Entries taken from a collection
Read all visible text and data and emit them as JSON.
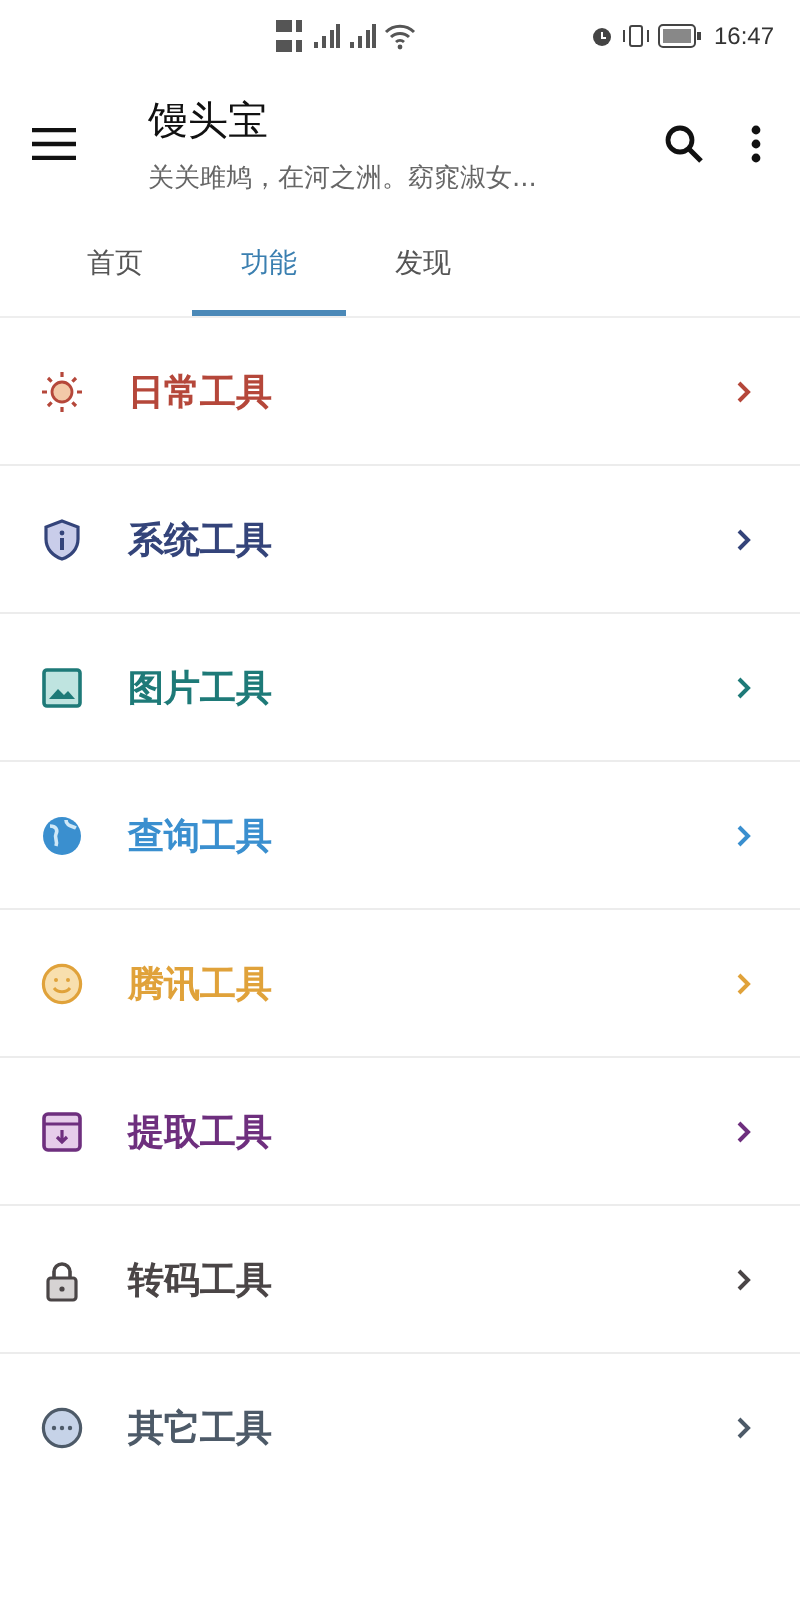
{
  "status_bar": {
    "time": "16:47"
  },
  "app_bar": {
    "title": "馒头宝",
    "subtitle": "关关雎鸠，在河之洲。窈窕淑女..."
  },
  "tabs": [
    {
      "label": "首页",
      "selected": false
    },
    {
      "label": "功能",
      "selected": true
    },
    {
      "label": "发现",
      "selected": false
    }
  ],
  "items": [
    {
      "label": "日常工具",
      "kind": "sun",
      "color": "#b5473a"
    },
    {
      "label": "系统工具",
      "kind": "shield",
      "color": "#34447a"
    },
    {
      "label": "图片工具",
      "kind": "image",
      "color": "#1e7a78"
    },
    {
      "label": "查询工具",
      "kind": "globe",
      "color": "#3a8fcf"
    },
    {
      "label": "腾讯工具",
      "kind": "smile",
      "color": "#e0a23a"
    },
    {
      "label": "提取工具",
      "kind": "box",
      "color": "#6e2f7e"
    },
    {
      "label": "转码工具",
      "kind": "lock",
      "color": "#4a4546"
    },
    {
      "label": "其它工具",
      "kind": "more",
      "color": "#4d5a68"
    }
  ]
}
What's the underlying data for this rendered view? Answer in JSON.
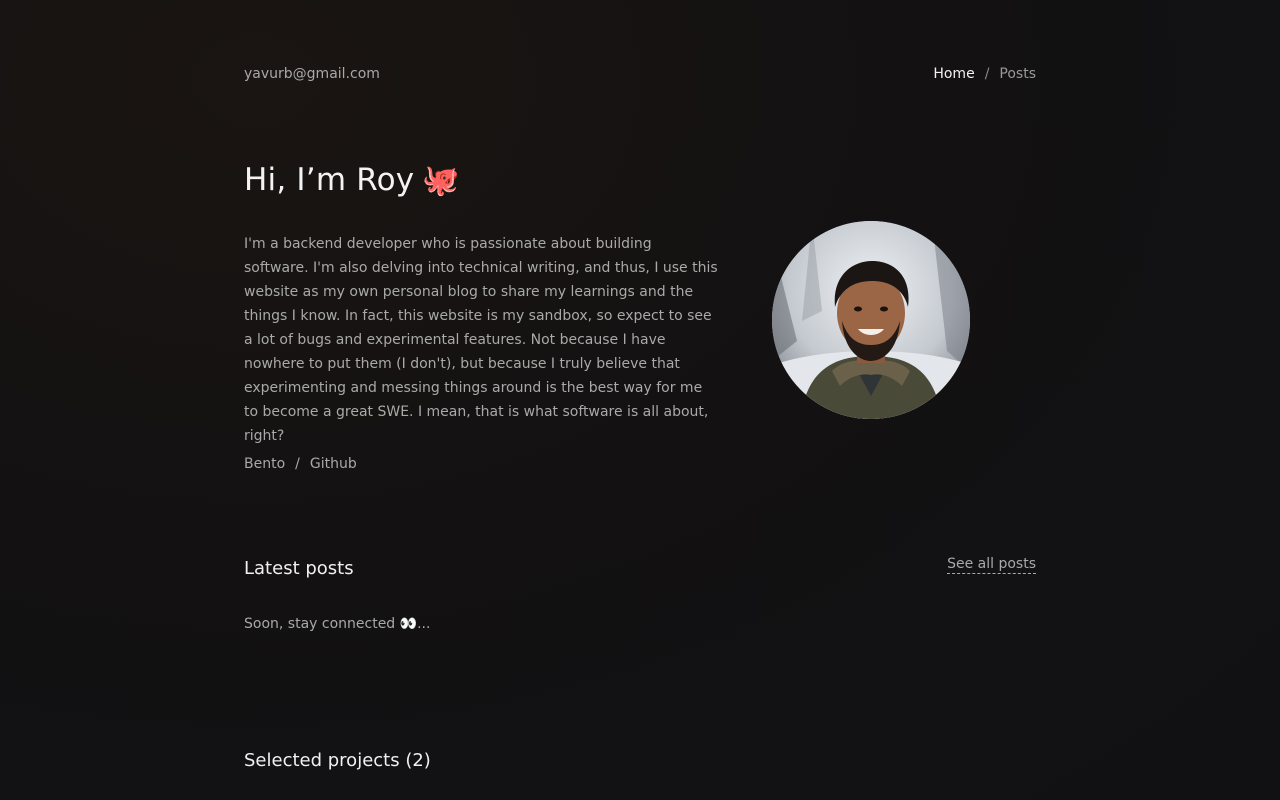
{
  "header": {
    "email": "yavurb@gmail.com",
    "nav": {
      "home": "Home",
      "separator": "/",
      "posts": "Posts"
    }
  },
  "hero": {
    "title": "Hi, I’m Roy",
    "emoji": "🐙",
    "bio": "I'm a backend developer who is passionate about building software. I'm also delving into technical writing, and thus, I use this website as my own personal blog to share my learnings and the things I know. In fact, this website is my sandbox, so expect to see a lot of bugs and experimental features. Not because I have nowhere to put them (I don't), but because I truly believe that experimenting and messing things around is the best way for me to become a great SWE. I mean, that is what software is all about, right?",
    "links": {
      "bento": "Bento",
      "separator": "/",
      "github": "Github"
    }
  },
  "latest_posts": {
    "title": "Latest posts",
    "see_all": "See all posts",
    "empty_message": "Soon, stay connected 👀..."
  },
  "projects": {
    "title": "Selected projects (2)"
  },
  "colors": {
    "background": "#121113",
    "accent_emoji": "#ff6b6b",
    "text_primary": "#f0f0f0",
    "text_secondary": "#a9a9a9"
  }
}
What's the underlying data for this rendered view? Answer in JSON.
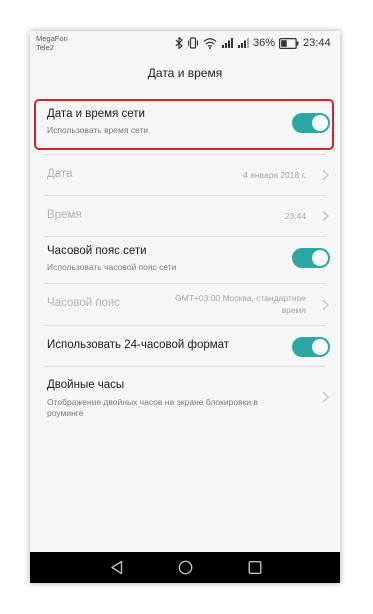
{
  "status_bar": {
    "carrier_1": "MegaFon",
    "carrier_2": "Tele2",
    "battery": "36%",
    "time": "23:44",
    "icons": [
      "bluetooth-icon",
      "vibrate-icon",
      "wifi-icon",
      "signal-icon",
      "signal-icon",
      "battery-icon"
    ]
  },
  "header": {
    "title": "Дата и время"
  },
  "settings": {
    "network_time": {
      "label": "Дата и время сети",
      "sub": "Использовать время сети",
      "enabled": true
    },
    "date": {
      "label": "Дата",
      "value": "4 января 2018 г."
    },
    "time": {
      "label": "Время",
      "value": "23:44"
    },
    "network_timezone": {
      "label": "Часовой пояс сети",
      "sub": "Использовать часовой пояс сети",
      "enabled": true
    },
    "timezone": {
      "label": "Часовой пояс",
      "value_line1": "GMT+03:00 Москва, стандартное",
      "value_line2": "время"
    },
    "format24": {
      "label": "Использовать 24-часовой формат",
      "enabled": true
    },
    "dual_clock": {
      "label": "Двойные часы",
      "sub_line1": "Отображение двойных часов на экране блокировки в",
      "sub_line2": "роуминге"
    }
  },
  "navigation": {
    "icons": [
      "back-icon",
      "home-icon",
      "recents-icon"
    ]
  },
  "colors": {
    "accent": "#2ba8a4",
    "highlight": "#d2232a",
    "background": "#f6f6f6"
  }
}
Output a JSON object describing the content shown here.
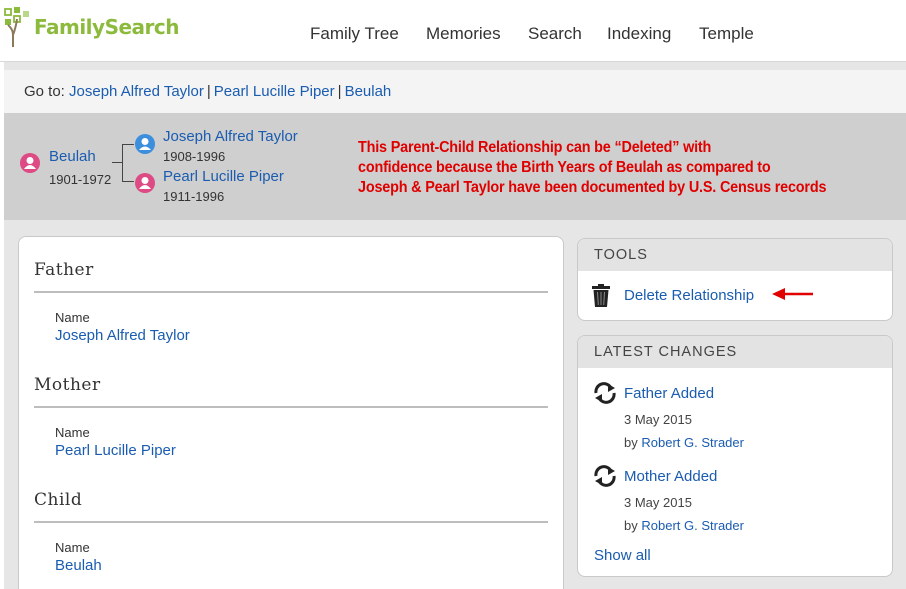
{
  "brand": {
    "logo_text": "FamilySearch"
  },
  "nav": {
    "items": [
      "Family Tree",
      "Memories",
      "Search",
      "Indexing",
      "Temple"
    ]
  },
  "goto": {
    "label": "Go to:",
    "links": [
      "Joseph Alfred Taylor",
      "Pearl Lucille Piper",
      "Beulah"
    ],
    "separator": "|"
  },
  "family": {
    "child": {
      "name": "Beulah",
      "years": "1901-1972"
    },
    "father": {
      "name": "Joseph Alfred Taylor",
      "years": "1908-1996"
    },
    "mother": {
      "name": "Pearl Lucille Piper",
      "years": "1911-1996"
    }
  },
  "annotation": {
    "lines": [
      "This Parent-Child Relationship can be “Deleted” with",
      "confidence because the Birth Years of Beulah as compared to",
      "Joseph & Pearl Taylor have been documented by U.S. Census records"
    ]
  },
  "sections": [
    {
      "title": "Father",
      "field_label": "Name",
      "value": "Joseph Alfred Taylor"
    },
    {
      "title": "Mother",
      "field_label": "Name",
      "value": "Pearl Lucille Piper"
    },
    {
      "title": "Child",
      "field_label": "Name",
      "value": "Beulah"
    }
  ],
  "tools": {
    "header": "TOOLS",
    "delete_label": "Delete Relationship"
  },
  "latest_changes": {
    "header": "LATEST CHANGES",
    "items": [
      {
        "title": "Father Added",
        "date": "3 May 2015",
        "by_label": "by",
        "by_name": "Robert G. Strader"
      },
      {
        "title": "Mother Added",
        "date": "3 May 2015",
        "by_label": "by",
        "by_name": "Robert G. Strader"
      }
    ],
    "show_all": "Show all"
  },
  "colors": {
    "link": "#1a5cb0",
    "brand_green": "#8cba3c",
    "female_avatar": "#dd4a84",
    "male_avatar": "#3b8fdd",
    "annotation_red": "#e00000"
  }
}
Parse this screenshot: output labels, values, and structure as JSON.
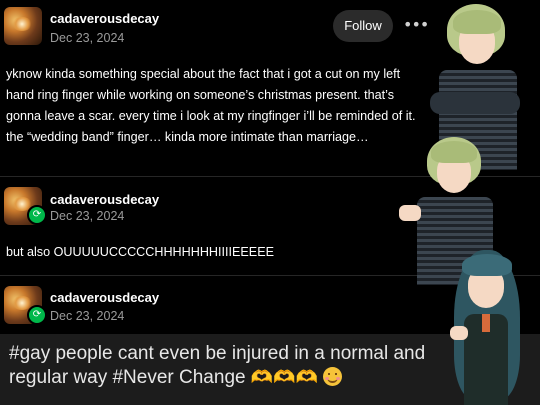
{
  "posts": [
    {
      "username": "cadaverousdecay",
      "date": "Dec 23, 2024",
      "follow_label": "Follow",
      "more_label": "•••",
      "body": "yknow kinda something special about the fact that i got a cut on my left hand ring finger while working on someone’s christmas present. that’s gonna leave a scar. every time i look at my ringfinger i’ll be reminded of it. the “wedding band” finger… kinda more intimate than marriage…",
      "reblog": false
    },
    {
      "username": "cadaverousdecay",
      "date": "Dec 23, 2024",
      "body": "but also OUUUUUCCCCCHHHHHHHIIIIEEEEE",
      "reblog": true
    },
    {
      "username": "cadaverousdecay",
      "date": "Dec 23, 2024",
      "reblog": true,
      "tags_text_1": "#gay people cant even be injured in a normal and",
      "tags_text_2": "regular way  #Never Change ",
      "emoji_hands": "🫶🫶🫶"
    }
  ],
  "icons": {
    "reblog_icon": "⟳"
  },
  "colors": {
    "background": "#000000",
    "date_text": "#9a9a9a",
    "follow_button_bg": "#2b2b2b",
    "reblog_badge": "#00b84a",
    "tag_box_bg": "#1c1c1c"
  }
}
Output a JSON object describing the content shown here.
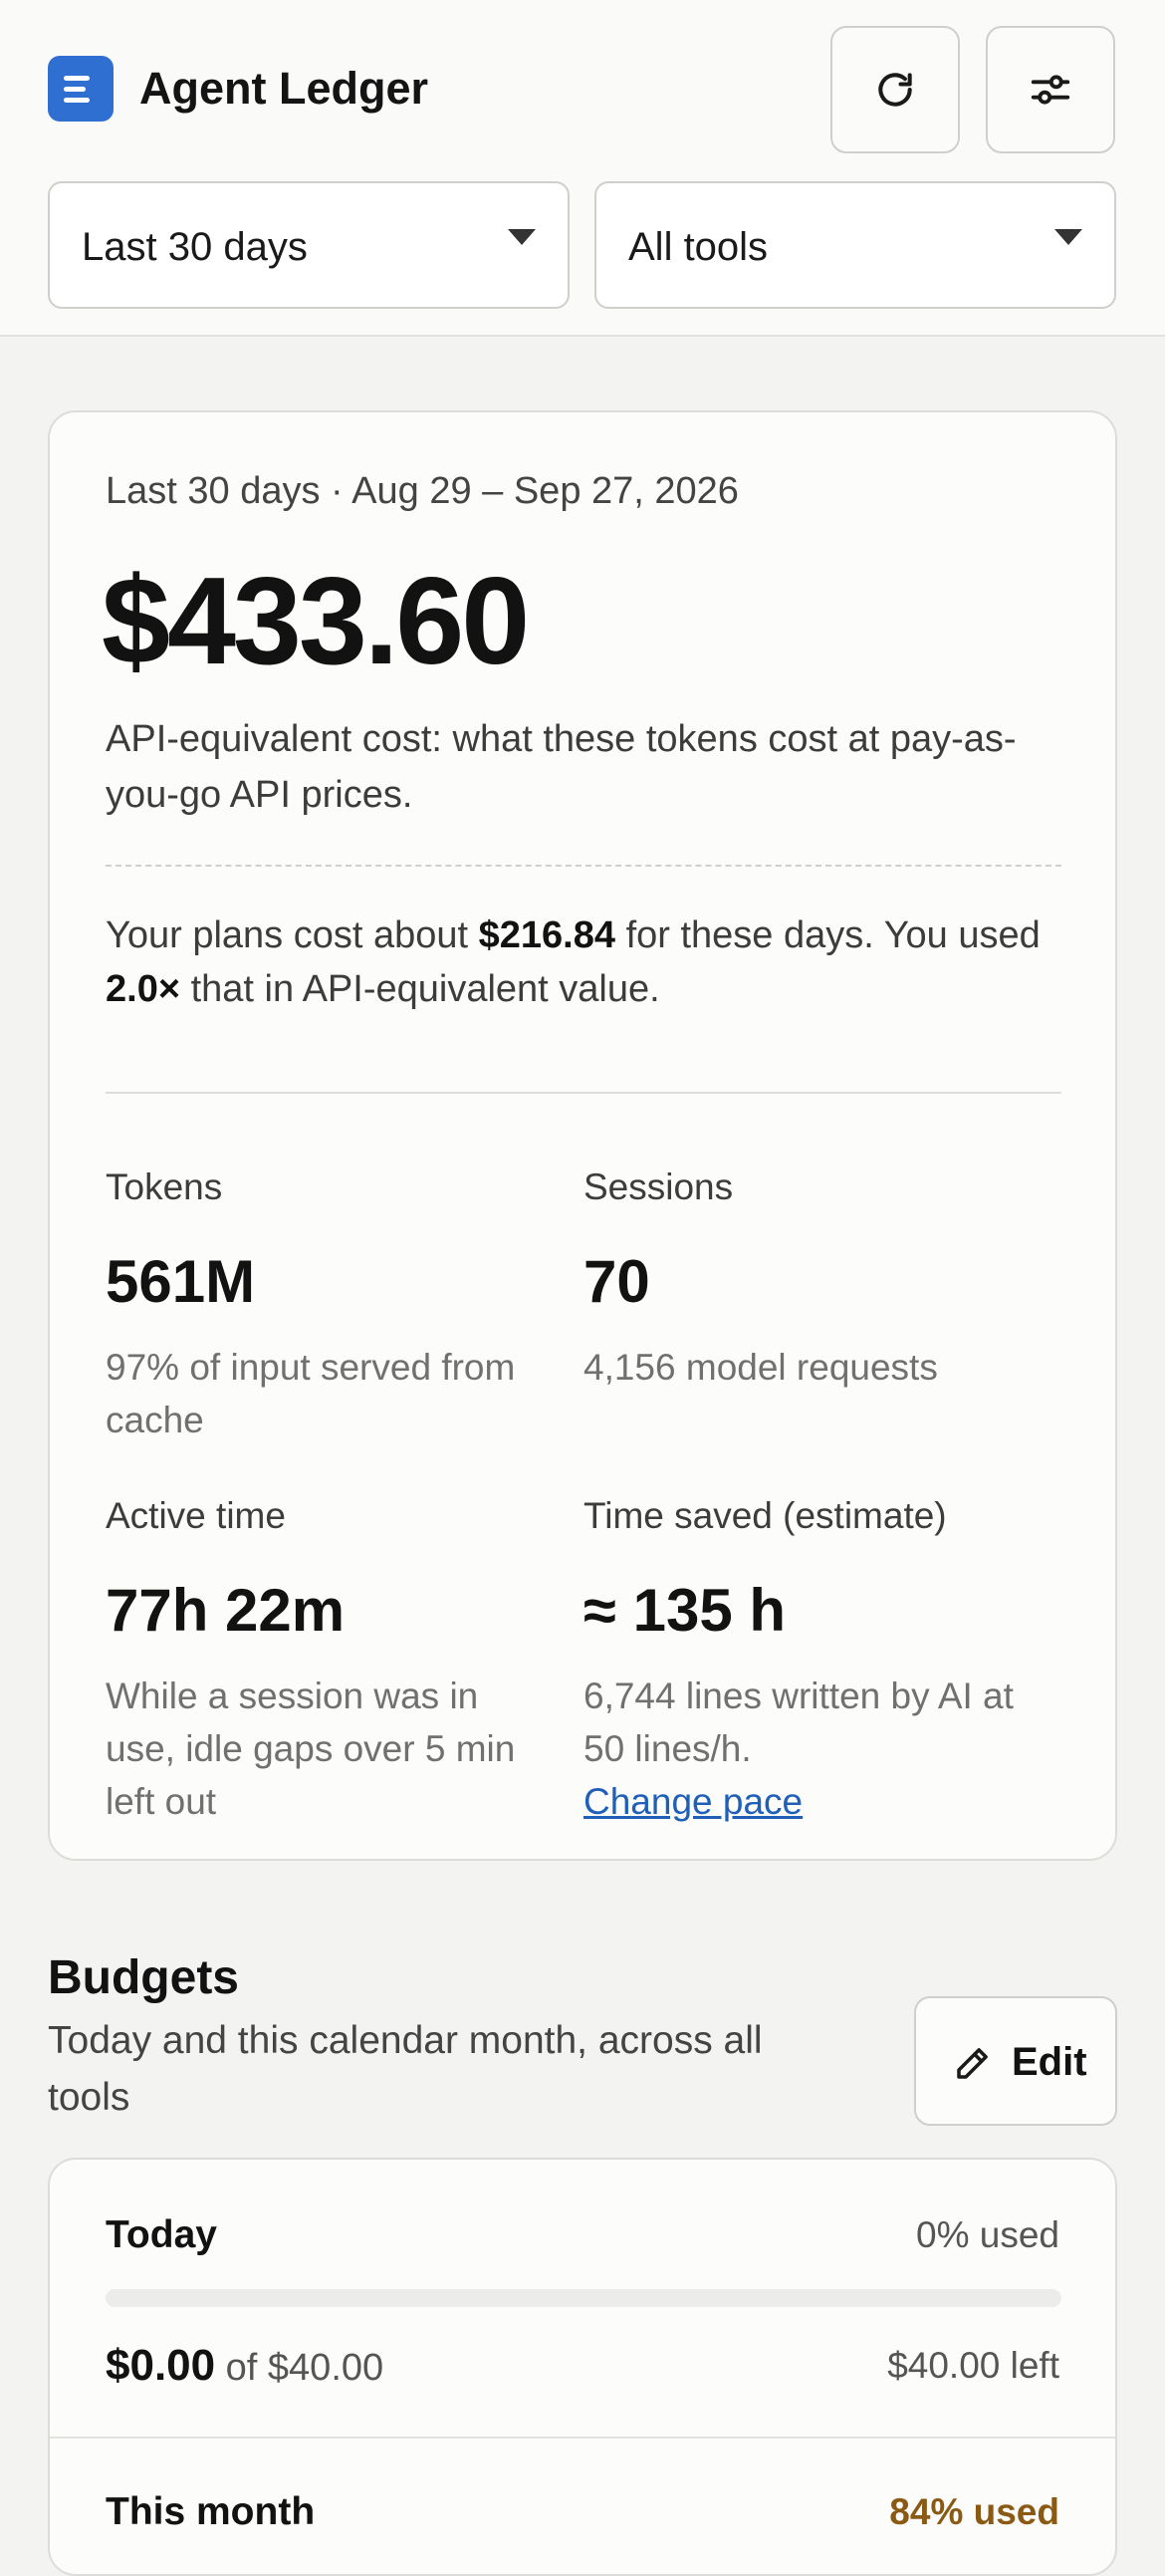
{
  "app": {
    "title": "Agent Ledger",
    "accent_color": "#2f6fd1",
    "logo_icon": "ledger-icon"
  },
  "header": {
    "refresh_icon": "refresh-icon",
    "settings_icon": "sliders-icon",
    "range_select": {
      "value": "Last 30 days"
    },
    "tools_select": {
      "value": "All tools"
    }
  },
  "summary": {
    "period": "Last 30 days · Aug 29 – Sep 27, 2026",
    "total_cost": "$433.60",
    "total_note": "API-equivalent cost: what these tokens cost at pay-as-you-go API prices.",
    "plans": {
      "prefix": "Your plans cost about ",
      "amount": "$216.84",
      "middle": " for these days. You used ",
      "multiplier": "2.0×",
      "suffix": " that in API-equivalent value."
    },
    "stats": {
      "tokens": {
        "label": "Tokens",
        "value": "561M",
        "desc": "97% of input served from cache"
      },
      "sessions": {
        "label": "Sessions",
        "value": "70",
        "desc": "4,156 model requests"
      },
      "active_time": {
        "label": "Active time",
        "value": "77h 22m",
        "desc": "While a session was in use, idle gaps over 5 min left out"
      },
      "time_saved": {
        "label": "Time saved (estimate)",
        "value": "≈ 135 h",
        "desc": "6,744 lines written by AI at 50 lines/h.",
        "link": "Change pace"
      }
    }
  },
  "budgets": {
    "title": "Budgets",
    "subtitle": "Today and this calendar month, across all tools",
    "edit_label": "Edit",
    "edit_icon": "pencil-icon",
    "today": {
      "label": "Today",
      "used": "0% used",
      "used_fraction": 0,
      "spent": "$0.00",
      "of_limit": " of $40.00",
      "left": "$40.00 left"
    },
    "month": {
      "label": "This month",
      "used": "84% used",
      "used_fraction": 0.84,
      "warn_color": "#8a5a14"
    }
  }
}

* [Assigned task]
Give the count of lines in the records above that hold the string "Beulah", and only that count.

* [Exercise answer]
4